I’m From is a brand that has been on my radar for a long time!
I’m From wants to distinguish itself from other brands by its high transparency. Each product proudly lists all its ingredients, as well as the origin of its main ingredient and the name of the farm where it was harvested. Hence the name of the brand, “I’m From”.
I’m From manufactures all its products in Korea and belongs to the same group as the SKIN&LAB and CHICA Y CHICO brands, which some of you K-Beauty enthusiasts may recognize ?
Their range of Mugwort products (another name for Artemisia) uses the benefits of Artemisia Princeps, known to relieve sensitive skin, with its anti-bacterial, anti-inflammatory, and calming effects. This one also comes from the island of Ganghwa, like the variety of Artemisia used by Missha.
Again, it’s a single ingredient essence, containing 100% Artemisia Princeps extract.
I haven’t tested it yet, and I’ll tell you more about it in a future review ?
My review is now available: I’m From Mugwort Essence.
I’m From Mugwort Mask:
The Mugwort Mask, on the other hand, I have tested. I have not only finished a whole jar, I’ve already repurchased it!
It’s a wash-off mask with a calming and soothing effect. Thanks to the extract of Artemisia Princeps (2.1%) it contains, it quickly soothes irritations and rednesses while having a refreshing and calming effect. It also has a mild detoxifying and purifying effect.
Its gel texture contains mugwort powder to help regulate the skin temperature. It’s ideal in case of inflammation for an immediate refreshing effect!
It also helps the skin to heal faster, so it’s an ideal mask if you have acne-prone skin like me.
I use it as a medium layer on my clean skin, once a week. I leave it for about 20 minutes (it doesn’t dry out) and rinse it off with warm water. It contains small pieces of Mugwort (they look like twigs), so it’s a little difficult to rinse, but if you do it in the shower for example, it won’t be an issue!

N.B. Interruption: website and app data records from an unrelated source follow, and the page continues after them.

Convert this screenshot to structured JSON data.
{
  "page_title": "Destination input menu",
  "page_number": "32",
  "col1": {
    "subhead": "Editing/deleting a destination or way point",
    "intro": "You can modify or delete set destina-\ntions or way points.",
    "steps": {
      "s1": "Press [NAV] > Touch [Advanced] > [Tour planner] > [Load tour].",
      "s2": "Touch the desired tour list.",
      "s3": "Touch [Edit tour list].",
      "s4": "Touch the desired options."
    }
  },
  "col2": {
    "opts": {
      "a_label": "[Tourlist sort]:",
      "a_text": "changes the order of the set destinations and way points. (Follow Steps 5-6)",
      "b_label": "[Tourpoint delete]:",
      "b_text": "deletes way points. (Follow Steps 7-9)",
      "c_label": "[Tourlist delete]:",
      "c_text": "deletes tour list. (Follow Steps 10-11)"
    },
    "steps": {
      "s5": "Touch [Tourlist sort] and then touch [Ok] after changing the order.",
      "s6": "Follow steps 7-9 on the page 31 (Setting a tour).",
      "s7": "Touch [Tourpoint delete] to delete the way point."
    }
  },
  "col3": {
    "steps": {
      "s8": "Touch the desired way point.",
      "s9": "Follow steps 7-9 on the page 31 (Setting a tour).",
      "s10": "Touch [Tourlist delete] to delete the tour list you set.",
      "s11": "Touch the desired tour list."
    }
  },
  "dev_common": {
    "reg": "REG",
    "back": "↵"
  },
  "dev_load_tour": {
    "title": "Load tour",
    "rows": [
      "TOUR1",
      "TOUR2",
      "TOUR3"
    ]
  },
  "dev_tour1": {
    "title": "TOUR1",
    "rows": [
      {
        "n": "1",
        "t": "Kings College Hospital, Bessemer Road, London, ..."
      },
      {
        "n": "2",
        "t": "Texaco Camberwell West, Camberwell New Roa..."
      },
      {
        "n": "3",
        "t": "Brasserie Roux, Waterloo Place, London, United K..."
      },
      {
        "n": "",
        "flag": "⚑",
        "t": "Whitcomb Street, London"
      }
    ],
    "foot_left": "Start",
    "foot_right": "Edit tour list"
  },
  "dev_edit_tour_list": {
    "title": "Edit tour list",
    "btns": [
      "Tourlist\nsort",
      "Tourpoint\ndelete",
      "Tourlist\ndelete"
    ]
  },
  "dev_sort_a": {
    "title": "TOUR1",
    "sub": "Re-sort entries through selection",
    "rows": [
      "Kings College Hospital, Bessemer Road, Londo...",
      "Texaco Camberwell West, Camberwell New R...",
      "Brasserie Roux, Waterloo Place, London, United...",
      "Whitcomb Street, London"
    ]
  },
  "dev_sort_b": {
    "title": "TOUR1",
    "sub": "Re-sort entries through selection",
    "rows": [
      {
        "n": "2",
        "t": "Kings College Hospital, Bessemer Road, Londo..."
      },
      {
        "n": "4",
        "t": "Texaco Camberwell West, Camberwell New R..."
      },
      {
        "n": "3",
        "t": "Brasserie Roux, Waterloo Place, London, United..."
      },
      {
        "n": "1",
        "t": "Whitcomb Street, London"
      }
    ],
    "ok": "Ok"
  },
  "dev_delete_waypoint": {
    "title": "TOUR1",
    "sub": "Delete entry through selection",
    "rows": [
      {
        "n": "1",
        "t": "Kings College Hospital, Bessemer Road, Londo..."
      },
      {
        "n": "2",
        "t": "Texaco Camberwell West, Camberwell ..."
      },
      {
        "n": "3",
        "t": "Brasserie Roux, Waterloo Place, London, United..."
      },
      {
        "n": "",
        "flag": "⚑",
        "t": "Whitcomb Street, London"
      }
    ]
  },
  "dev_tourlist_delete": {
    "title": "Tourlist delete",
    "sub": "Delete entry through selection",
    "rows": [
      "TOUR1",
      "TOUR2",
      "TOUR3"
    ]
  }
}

I think it also smells very nice; it’s a natural earthy smell that I really enjoy.
In short, it’s a very pleasant and perfect mask if you want a detoxifying effect without drying your skin out!
I’m From Mugwort Sheet Mask:
You already know how much I love sheet masks… I couldn’t miss a Mugwort sheet mask, obviously!
The sheet mask I’m From Mugwort contains 91.45% Princeps Artemisia extract for a moisturizing and refreshing effect, but also soothing and calming.
This Mugwort Sheet Mask is made of 100% vegetable fabric to reduce the risk of skin irritation. It’s also very thin to adhere as much as possible to the face.
I tried it and I really liked the soothing and fresh effect on my skin. On the other hand, a small word of advice, don’t make the same mistake as me: don’t leave it for more than 20 minutes, because the thinness of the fabric makes this mask dry fairly quickly!
Whether you need a calming effect against various skin rashes and/or redness, or simply have dry and irritated skin, Mugwort could very well be the magic ingredient to solve all these skin problems!
With the ever-increasing pollution, both in Korea and unfortunately all over the world, I feel we’ll see more and more of these types of calming ingredients that help to strengthen the skin barrier!
Have you ever tried Mugwort products? Are you interested in this ingredient?
Missha Time Revolution Artemisia Treatment Essence
“A concentrated, soothing essence that formulated with double fermented Artemisia Annua Extract to soothe, balance skin.”
– the simple, elegant packaging, which has a luxurious touch,
– the super simple formula with just one ingredient,
– the liquid texture that the skin absorbs like water,
– the clarifying and soothing effect,
– the moisturizing effect,
– I also like its herbal scent.
– the price, a little more expensive than other essences,
– you have to order it online to buy it if you live outside of Korea.